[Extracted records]
----------
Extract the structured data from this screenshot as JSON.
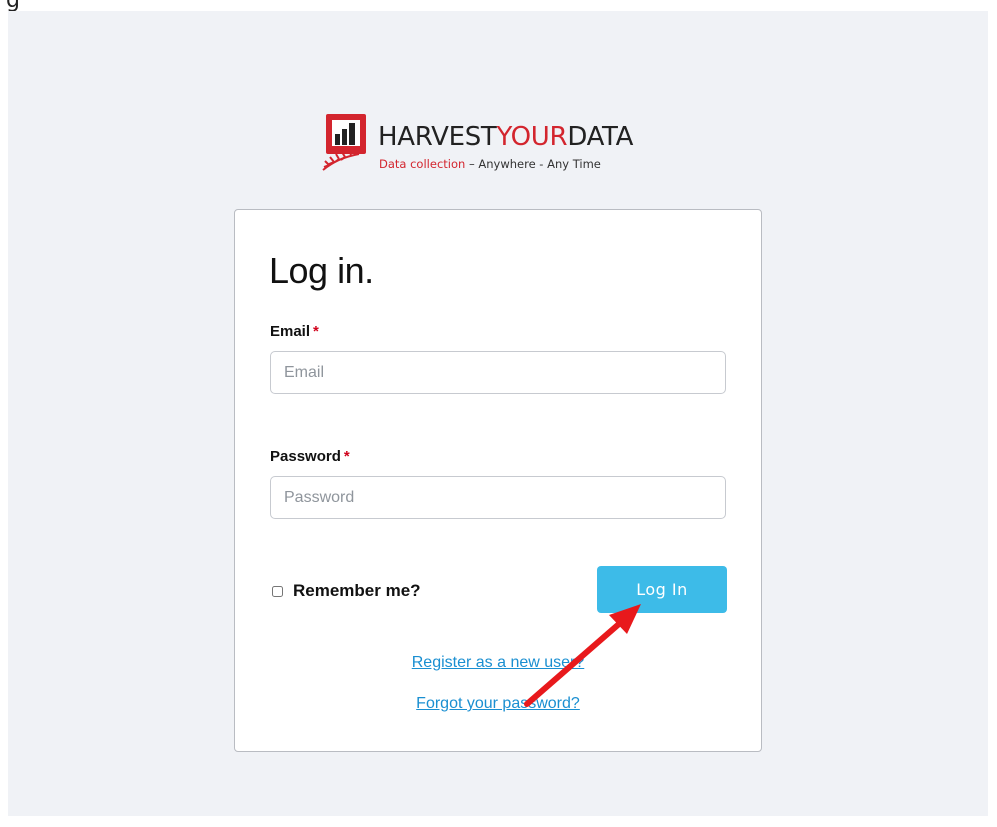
{
  "top_fragment": "g",
  "brand": {
    "name_part1": "HARVEST",
    "name_part2": "YOUR",
    "name_part3": "DATA",
    "tagline_part1": "Data collection",
    "tagline_part2": " – Anywhere - Any Time",
    "icon": "bar-chart-wheat-logo",
    "accent_color": "#d3252e"
  },
  "form": {
    "title": "Log in.",
    "email_label": "Email",
    "email_placeholder": "Email",
    "email_value": "",
    "password_label": "Password",
    "password_placeholder": "Password",
    "password_value": "",
    "required_marker": "*",
    "remember_label": "Remember me?",
    "remember_checked": false,
    "submit_label": "Log In",
    "register_link": "Register as a new user?",
    "forgot_link": "Forgot your password?",
    "button_color": "#3dbbe8",
    "link_color": "#1a8fd1"
  },
  "annotation": {
    "icon": "red-arrow-annotation",
    "color": "#e8191c"
  }
}
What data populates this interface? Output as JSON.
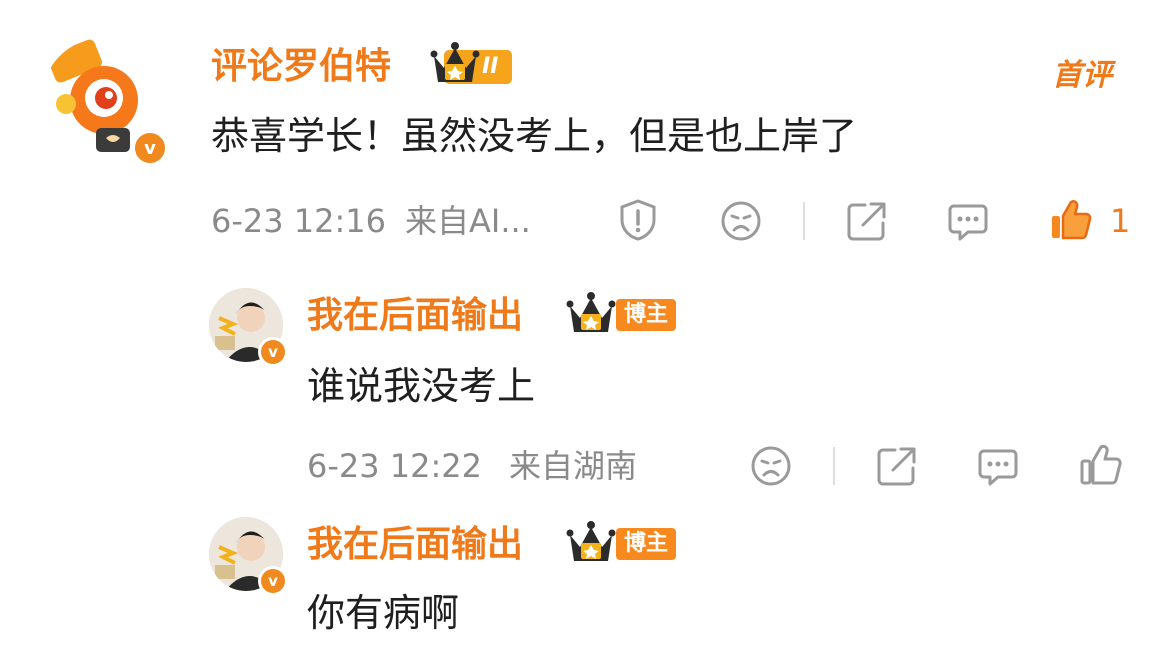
{
  "comment": {
    "author": "评论罗伯特",
    "level": "II",
    "tag": "首评",
    "text": "恭喜学长！虽然没考上，但是也上岸了",
    "time": "6-23 12:16",
    "source": "来自AI...",
    "like_count": "1"
  },
  "replies": [
    {
      "author": "我在后面输出",
      "badge": "博主",
      "text": "谁说我没考上",
      "time": "6-23 12:22",
      "source": "来自湖南"
    },
    {
      "author": "我在后面输出",
      "badge": "博主",
      "text": "你有病啊"
    }
  ],
  "colors": {
    "accent": "#f07a1a",
    "meta": "#8a8a8a",
    "icon": "#9a9a9a",
    "like_active": "#f07a1a"
  },
  "icons": [
    "report-icon",
    "dislike-face-icon",
    "share-icon",
    "comment-icon",
    "like-icon",
    "verified-v-icon",
    "crown-icon"
  ]
}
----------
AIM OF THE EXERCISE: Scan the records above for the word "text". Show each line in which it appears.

PROBLEM SOLUTION:
    "text": "恭喜学长！虽然没考上，但是也上岸了",
      "text": "谁说我没考上",
      "text": "你有病啊"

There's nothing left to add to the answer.